  • Sodium Monofluoroacetate most definitely DOES NOT occur ANYWHERE naturally in nature and is a synthesized organic compound. It does NOT ‘biodegrade’ easily and unlike the New Zealand propaganda that wants to convince people that it becomes salt and vinegar (1. It is already an inert salt and 2. Its breakdown products are also highly toxic) it is in fact highly persistent, also deadly to many microbial organisms, insects and insect larvae, has herbicidal affects on many forms of plants that also absorb it and become toxic to insects as a result. Sublethal doses do cause growth abnormalities in cells and cause skeletal defexts and it can also permeate skin and be absorbed into the body just by bare contact with the epidermis. It also leaches into the soil and kills earthworms underneath where baits are left. 1080 is the primary reason why Keas have become endangered and other native bird species like Weka are also highly vulnerable because it is also an avicide. These are facts, surely with even these points alone it is easy to see why the aerial distribution of this poison over delicate natural eco-systems should be discontinued and alternative methods of ‘pest’ control examined and used ?

    • The active component of the molecule is the fluoroacetate. This does indeed occur in nature; a wide range of plants produce it as part of their anti-predator defences. Indeed, in western Australia the native mammals have evolved a level of immunity to fluoroacetate, which means that 1080 can be used to control introduced mammals. In nature the compound is potassium fluoroacetate; 1080 uses sodium fluoroacetate, but the active principle is exactly the same.

      Again contrary to your assertion: fluoroacetate does break down in nature. A number of soil/water microbes are known to defluorinate the molecule. This is well documened so I’m not sure why those opposed to the use of 1080 continue to claim otherwise. Your claim about it being highly persistent are not borne out by the results of sampling.

      Given that many plants produce fluoroacetate, you’re going to have to produce citations to support your claim that it’s a herbicide. (I can’t help thinking htat we’d have noticed all those plants dying off.)

      The primary reason kea are endangered has very little to do with 1080 & a great deal to do with a combination of habitat loss and the fact that high-country farmers used to actively hunt them.
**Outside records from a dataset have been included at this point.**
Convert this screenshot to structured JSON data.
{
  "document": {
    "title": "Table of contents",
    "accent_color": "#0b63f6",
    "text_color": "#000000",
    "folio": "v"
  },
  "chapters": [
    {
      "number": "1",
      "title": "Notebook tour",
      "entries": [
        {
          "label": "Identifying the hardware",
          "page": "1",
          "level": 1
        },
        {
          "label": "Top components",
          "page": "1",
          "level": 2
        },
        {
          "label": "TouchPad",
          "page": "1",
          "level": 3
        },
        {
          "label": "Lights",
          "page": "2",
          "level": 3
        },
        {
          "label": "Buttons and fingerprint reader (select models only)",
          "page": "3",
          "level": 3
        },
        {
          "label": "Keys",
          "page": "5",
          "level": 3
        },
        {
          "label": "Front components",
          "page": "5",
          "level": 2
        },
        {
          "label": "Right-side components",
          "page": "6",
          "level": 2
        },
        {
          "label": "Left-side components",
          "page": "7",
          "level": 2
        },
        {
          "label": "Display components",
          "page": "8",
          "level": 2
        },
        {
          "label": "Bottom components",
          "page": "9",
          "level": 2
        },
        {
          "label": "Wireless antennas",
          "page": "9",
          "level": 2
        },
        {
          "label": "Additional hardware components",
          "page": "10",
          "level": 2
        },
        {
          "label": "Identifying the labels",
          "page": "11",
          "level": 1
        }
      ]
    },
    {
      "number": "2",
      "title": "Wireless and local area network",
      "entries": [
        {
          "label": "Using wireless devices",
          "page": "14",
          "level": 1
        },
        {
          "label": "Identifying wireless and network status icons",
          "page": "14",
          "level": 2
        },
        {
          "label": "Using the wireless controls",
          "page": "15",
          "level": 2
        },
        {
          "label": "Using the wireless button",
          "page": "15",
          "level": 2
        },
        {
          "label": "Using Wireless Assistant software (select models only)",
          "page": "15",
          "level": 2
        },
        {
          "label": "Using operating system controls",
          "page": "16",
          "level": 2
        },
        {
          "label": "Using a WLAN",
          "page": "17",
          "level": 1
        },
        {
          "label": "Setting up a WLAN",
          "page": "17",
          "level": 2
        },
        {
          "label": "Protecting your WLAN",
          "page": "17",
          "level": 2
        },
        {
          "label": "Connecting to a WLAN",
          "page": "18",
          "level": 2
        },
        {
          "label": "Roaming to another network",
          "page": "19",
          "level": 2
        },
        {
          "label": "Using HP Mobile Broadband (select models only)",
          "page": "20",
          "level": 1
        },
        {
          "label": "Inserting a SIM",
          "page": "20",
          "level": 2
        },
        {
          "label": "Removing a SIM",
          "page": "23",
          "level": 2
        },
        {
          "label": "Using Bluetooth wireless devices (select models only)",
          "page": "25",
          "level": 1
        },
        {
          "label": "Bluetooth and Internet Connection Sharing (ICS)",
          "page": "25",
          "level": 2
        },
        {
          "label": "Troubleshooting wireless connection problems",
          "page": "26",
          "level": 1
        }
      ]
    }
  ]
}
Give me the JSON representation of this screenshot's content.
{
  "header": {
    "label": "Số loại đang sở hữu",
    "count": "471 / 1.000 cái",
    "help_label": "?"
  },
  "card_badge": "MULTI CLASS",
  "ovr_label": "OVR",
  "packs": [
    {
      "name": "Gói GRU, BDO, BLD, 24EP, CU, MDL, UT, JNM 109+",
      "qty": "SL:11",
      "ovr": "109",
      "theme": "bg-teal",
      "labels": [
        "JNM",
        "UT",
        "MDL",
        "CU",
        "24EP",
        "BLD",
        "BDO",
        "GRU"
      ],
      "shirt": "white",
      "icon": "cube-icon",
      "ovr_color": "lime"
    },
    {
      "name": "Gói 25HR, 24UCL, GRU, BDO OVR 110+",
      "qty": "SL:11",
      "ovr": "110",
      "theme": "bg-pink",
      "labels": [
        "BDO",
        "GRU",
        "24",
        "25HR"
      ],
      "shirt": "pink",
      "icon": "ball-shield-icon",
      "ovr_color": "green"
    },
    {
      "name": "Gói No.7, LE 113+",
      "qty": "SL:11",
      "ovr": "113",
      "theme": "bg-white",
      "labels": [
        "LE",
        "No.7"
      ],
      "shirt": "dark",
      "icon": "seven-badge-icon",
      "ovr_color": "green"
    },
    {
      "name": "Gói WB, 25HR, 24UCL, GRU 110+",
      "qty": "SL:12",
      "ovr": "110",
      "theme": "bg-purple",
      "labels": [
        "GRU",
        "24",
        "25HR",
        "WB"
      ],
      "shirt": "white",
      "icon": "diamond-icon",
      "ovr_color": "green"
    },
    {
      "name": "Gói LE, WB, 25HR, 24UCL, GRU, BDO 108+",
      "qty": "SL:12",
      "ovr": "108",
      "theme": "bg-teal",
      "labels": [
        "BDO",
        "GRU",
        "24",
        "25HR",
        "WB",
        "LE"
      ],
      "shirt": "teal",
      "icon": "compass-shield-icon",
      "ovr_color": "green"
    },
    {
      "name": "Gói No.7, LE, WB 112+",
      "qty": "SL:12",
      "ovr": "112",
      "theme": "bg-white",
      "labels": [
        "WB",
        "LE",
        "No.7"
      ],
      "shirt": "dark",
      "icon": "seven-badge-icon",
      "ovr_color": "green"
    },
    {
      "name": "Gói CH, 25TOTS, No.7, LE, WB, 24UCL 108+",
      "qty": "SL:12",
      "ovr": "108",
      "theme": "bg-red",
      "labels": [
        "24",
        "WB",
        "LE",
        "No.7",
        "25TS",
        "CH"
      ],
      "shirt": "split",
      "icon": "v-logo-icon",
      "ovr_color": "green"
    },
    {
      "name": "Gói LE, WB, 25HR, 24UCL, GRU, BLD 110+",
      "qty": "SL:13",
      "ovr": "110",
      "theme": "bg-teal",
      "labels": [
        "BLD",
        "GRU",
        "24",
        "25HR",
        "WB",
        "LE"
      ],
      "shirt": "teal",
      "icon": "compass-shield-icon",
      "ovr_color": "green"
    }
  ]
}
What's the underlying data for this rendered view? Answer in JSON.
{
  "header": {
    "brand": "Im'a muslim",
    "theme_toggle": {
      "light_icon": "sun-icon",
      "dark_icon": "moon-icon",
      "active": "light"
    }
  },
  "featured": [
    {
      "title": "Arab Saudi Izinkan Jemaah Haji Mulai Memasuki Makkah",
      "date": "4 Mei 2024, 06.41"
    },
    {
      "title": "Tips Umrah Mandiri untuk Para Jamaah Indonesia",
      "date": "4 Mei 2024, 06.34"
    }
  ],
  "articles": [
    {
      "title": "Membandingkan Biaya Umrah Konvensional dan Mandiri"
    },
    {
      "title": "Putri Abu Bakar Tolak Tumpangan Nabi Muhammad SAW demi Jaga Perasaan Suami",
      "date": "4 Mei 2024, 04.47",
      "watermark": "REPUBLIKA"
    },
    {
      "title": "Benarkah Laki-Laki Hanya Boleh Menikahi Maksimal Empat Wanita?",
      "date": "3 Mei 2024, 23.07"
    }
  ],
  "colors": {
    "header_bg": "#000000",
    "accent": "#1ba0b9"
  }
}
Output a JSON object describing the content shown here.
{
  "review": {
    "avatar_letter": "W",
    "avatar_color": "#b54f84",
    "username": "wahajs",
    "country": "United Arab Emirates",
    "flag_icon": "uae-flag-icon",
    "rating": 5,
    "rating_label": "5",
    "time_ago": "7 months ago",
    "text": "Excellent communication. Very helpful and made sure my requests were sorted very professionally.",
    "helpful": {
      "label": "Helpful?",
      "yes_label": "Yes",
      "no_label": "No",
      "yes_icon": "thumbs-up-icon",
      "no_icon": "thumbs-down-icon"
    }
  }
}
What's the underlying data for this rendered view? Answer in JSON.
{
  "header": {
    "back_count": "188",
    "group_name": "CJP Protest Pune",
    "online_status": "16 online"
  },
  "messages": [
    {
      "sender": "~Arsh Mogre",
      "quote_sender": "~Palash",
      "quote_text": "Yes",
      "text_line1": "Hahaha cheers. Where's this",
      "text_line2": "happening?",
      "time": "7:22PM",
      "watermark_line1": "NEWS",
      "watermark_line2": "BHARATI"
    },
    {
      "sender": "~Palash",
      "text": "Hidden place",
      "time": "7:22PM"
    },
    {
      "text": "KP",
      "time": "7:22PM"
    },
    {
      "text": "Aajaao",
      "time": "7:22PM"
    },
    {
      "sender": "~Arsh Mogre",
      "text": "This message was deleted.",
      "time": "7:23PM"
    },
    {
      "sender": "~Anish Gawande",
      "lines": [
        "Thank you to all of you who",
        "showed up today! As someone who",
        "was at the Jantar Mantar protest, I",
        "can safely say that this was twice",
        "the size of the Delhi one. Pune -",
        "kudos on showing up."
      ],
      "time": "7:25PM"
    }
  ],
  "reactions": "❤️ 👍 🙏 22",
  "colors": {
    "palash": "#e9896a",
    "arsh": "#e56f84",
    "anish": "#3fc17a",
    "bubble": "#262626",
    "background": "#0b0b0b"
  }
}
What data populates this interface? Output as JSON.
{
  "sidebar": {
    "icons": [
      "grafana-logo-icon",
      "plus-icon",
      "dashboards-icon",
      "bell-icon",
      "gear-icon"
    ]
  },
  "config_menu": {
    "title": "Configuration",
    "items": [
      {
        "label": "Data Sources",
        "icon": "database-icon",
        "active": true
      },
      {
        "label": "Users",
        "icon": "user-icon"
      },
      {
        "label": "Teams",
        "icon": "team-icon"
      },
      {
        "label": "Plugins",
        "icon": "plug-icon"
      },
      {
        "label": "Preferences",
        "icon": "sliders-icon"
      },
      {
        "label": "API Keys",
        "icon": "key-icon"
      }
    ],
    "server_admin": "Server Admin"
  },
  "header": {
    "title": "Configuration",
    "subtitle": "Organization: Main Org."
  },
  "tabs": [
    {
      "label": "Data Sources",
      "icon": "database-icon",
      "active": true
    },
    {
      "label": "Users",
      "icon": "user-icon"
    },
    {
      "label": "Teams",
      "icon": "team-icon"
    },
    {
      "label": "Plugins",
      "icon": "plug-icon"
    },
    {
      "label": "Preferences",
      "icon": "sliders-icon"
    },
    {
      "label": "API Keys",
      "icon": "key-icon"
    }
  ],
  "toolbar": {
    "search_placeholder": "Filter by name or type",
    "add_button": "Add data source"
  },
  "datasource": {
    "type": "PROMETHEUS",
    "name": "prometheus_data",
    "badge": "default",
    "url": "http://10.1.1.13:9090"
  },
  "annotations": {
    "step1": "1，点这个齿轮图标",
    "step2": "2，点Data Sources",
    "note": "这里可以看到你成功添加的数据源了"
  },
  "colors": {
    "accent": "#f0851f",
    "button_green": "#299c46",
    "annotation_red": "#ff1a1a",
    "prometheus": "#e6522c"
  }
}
There was a bounty system in place until 1971, & in the 100 years before that a staggering 150,000 kea were killed under that system. Remember, those are birds known to have been shot as they were turned in for the bounty payment. Kea were given partial protection in 1971, by which time their numbers were down to a mere 5,000.

      “These are facts” – without any citations. Since a number of your supposed facts are easily refuted, you’ll need to provide some good solid evidence to support them.